Application Performance Management in the Future
Current economic conditions and tight IT budgets have made the advantages of the customer-centric approach very important. Consequently, this customer-centric approach may give rise to a new trend - tool consolidation. The more monitoring point products an IT organization has, the more difficult it becomes to adapt a customer-centric approach, and the more expensive it becomes to meet stringent SLAs due to complex integrations, training in multiple tools, and constant upgrades. IT organizations with these characteristics may be better off with tools from fewer vendors and less integration.
For some IT organizations, the applications they monitor are so mission-critical that they need the ability to do proactive monitoring and avoid outages. A common practice is to provide a preset (static) threshold for infrastructure and application performance. If the threshold is exceeded, alerts and warnings are issued, and a lot of times, an impending outage can be avoided. There is also a new technology that is gaining popularity: predictive analytics. This includes predictive trending and dynamic thresholding, and allows the monitoring of resource consumption trends, anticipates future performance issues, and avoids or resolves problems more quickly. This can be used, for example, to predict application bottlenecks and create alerts for potential service threats.

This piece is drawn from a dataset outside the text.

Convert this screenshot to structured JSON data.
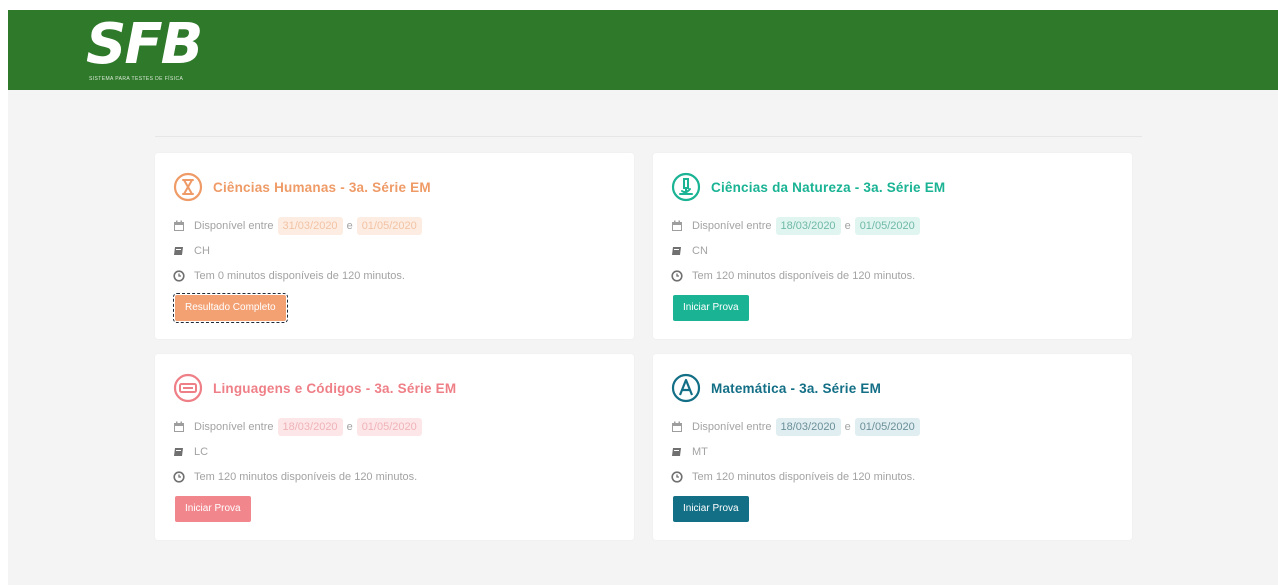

By monitoring the most important customer-facing applications and tracking the performance of the infrastructure associated with that customer transaction, problems can be easily identified and solved. As the customer-centric approach makes important data more accessible there will continue to be a trend towards predictive analytics. This trend towards predictive analytics and the customer-centric focus will allow organizations to better manage their data, improving operational efficiency and reducing costs by eliminating the need for redundant infrastructure.